United States First Lady Melania Trump has praised Saudi Arabia for the "empowerment of women" as she visited a General Electric all-female service centre in the Saudi capital Riyadh on 21 May during Donald Trump's first overseas trip as president.
During her visit at the GE business process service, Mrs Trump told 200 female employees that women should work together and educate their children well.
"Enjoyed talking to the incredible women working hard @GE_Saudi service centre. Great strides being made towards the empowerment of women," the First Lady later wrote on Twitter.
Her comments come after President Trump raised eyebrows for hailing Saudi Arabia for empowering women, given ultra-conservative Saudi Arabia's record on women's rights (see restrictions against women box below).
Women face severe restrictions in the world's most gender-segregated nation, where – despite being adults – they must obtain permission from a male guardian to travel abroad, marry and even be released from prison. They can also be required to provide approval to study, work and or access health care, according to Human Rights Watch.
The situation for women gradually started to change after the late King Abdullah declared in 2011 that women could join the government advisory Shura Council, marking a breakthrough in the kingdom's history.
For the first time that year, King Abdullah granted women the right to vote saying, "we refuse to marginalise women's role in Saudi society". Following negotiations with religious leaders in the Persian Gulf country, which applies a strict version of Islamic law, King Abdullah passed a royal decree which allowed females to vote in local elections in December 2015.
Saudi Arabia's restrictions against women
■ Saudi Arabia is the only country in the world where women are not allowed to drive
■ When leaving the house, Saudi women need to be accompanied by a "mahram" who is usually a male relative that a woman cannot marry at any time in her life
■ A woman cannot open a bank account without her husband's permission
■ Some restaurants ban single women "to avoid shocking behaviour"
■ Saudi women cannot go for a swim
■ A law prevents female patients visiting a male doctor, without being accompanied by a male guardian
■ Trying clothes when shopping is forbidden
■ While they were allowed to compete in sports, women have to be accompanied by a male guardian and wear a "Sharia-compliant" sports kit that covers their hair

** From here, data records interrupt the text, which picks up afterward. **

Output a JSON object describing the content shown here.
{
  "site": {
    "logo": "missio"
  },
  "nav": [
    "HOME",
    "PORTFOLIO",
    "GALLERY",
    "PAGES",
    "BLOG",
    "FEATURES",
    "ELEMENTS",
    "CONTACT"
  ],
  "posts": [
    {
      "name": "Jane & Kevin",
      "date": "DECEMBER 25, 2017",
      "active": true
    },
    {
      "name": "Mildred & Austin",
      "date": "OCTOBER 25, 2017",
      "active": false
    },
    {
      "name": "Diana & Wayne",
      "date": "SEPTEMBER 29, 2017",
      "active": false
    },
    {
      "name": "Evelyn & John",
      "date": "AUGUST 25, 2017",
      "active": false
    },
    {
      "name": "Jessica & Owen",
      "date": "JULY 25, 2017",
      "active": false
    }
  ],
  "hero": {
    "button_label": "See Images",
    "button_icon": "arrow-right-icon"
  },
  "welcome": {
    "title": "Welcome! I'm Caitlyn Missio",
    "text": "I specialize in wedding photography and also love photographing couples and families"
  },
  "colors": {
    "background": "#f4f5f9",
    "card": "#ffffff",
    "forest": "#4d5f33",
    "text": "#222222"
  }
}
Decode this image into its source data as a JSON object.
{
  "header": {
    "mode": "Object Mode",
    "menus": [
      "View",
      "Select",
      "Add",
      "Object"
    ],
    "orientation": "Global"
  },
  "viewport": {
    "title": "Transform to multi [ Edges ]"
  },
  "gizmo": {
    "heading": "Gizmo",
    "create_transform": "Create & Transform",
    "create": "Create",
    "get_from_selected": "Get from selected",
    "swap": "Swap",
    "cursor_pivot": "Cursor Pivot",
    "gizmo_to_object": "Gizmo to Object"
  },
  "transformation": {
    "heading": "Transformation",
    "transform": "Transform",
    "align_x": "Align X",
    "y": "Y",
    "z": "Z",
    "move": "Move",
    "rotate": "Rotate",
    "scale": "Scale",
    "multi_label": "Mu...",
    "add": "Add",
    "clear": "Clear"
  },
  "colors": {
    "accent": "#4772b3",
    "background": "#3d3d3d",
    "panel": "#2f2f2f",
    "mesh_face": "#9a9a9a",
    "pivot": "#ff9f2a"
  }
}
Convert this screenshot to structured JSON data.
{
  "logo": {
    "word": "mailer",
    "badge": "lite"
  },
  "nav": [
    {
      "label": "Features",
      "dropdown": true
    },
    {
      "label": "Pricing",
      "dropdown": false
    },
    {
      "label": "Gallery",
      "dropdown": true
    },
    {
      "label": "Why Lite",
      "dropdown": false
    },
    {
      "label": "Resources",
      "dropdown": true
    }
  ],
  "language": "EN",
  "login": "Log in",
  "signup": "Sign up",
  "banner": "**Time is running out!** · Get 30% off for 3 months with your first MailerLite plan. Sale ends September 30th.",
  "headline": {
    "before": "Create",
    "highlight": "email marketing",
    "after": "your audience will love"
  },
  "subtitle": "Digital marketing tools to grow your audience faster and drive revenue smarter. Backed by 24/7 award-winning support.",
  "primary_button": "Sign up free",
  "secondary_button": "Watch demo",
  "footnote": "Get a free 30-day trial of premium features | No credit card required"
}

■ A woman is barred from entering a cemetery
■ Saudi women are banned from reading an uncensored fashion magazine
■ Buying a Barbie doll is forbidden as the toys are seen to stand for luxurious excess and physical beauty